Just as your car insurance rates can vary based on the type of car you have, so can your boat insurance rates. Insurance companies look at the type of boat you’ve purchased, the value, and the horsepower of the engine. They also consider how and where the boat is stored.
Boat insurance works similarly to auto insurance. You will have coverage for 3rd party bodily injury and property damage (damage to others) as well as coverage for physical damage to your boat. Just as with auto and home insurance, general wear and tear is not covered.
What Can I Do to Decrease My Insurance Costs?
Start by reevaluating the value of your boat each year. Boats age and the market is competitive. Many policies base your premiums on either actual cash value (the actual value of the boat on the day it is damaged) or an agreed value (a negotiated amount that is often worth more); the latter being more common with luxury vessels or yachts. As your boat ages and the value decreases, so should the value you are insuring it for.

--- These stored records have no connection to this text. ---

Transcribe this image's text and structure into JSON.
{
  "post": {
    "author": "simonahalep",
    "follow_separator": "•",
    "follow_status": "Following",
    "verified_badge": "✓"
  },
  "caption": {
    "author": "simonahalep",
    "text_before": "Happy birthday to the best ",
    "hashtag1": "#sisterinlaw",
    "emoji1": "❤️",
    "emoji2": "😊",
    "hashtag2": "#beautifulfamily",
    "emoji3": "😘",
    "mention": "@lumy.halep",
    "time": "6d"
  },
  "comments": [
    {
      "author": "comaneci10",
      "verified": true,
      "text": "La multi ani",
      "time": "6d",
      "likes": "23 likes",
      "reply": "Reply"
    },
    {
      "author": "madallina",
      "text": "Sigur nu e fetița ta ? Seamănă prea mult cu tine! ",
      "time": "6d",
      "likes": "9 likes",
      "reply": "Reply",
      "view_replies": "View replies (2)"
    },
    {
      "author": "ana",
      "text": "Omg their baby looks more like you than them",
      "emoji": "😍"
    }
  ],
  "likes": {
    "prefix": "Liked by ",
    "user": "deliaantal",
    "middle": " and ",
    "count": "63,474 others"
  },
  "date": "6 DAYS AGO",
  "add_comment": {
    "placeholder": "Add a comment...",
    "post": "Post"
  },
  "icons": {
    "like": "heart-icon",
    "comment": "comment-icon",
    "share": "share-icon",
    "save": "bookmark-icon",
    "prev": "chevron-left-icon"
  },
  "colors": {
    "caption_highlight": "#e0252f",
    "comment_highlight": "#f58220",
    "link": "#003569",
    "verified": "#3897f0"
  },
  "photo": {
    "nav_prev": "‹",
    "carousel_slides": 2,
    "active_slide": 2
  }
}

Once your boat reaches a certain age, you may even consider carrying liability coverage only.
Consider how often you use your boat and adjust accordingly. If you live in Florida, you may use your boat all year. If you live in NJ, you’re probably running it from Spring through early Fall and then storing it for the winter. Some companies will either modify your coverage or allow you to switch to a port risk policy – one that drops the liability but still insures you for damage or theft while in storage. Consider what type of coverage you really need for the off-season.
Review your deductibles and your financial abilities and obligations. Is a small accident something you would be able to pay out of pocket? Perhaps you should raise your deductible to $500 or $1,000 and pay anything beneath that on your own.

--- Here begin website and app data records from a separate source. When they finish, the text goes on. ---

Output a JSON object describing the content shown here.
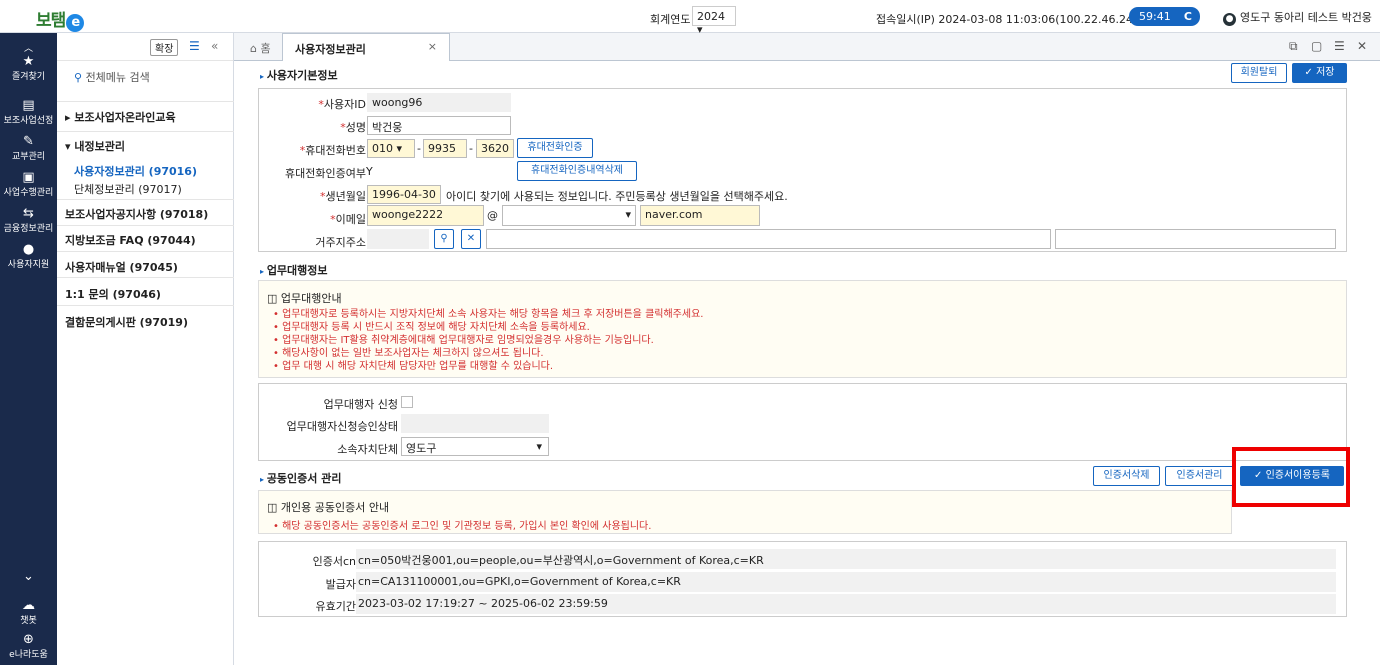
{
  "header": {
    "logo_text": "보탬",
    "logo_e": "e",
    "year_label": "회계연도",
    "year_value": "2024 ▾",
    "ip_info": "접속일시(IP)  2024-03-08 11:03:06(100.22.46.246)",
    "timer": "59:41",
    "timer_icon": "C",
    "user": "영도구 동아리 테스트 박건웅"
  },
  "leftbar": {
    "items": [
      {
        "label": "즐겨찾기",
        "icon": "★"
      },
      {
        "label": "보조사업선정",
        "icon": "▤"
      },
      {
        "label": "교부관리",
        "icon": "✎"
      },
      {
        "label": "사업수행관리",
        "icon": "▣"
      },
      {
        "label": "금융정보관리",
        "icon": "⇆"
      },
      {
        "label": "사용자지원",
        "icon": "●"
      }
    ],
    "down": "⌄",
    "chatbot": "챗봇",
    "help": "e나라도움"
  },
  "menu": {
    "expand": "확장",
    "search_placeholder": "전체메뉴 검색",
    "items": [
      "보조사업자온라인교육",
      "내정보관리",
      "사용자정보관리 (97016)",
      "단체정보관리 (97017)",
      "보조사업자공지사항 (97018)",
      "지방보조금 FAQ (97044)",
      "사용자매뉴얼 (97045)",
      "1:1 문의 (97046)",
      "결함문의게시판 (97019)"
    ]
  },
  "tabs": {
    "home": "홈",
    "active": "사용자정보관리",
    "close": "×"
  },
  "basic": {
    "title": "사용자기본정보",
    "withdraw": "회원탈퇴",
    "save": "✓ 저장",
    "labels": {
      "id": "사용자ID",
      "name": "성명",
      "phone": "휴대전화번호",
      "phone_verified": "휴대전화인증여부",
      "birth": "생년월일",
      "email": "이메일",
      "address": "거주지주소"
    },
    "id": "woong96",
    "name": "박건웅",
    "phone1": "010  ▾",
    "phone2": "9935",
    "phone3": "3620",
    "phone_btn": "휴대전화인증",
    "verified": "Y",
    "verify_del_btn": "휴대전화인증내역삭제",
    "birth": "1996-04-30",
    "birth_note": "아이디 찾기에 사용되는 정보입니다. 주민등록상 생년월일을 선택해주세요.",
    "email1": "woonge2222",
    "at": "@",
    "email_select": "▾",
    "email2": "naver.com"
  },
  "proxy": {
    "title": "업무대행정보",
    "notice_title": "업무대행안내",
    "notices": [
      "업무대행자로 등록하시는 지방자치단체 소속 사용자는 해당 항목을 체크 후 저장버튼을 클릭해주세요.",
      "업무대행자 등록 시 반드시 조직 정보에 해당 자치단체 소속을 등록하세요.",
      "업무대행자는 IT활용 취약계층에대해 업무대행자로 임명되었을경우 사용하는 기능입니다.",
      "해당사항이 없는 일반 보조사업자는 체크하지 않으셔도 됩니다.",
      "업무 대행 시 해당 자치단체 담당자만 업무를 대행할 수 있습니다."
    ],
    "apply_label": "업무대행자 신청",
    "status_label": "업무대행자신청승인상태",
    "org_label": "소속자치단체",
    "org_value": "영도구"
  },
  "cert": {
    "title": "공동인증서 관리",
    "del": "인증서삭제",
    "manage": "인증서관리",
    "register": "✓ 인증서이용등록",
    "notice_title": "개인용 공동인증서 안내",
    "notice": "해당 공동인증서는 공동인증서 로그인 및 기관정보 등록, 가입시 본인 확인에 사용됩니다.",
    "rows": [
      {
        "label": "인증서cn",
        "value": "cn=050박건웅001,ou=people,ou=부산광역시,o=Government of Korea,c=KR"
      },
      {
        "label": "발급자",
        "value": "cn=CA131100001,ou=GPKI,o=Government of Korea,c=KR"
      },
      {
        "label": "유효기간",
        "value": "2023-03-02 17:19:27 ~ 2025-06-02 23:59:59"
      }
    ]
  }
}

Take a safe boating course. Many insurance companies will give you a small discount after you provide proof of successful completion; a discount similar to safe driving discounts.
If you’re financially able, many insurance companies give you an additional discount for paying your premium in-full at the beginning of the year. Many offer as much as 10%, so it’s something to consider.
Most importantly, talk to your insurance agent about your current boat policy and make sure you are comparing all of your options carefully. Liability coverage, medical coverage, salvage and wreck removal, fuel spills, and uninsured boaters coverage are all standard, but these may be treated differently by each company.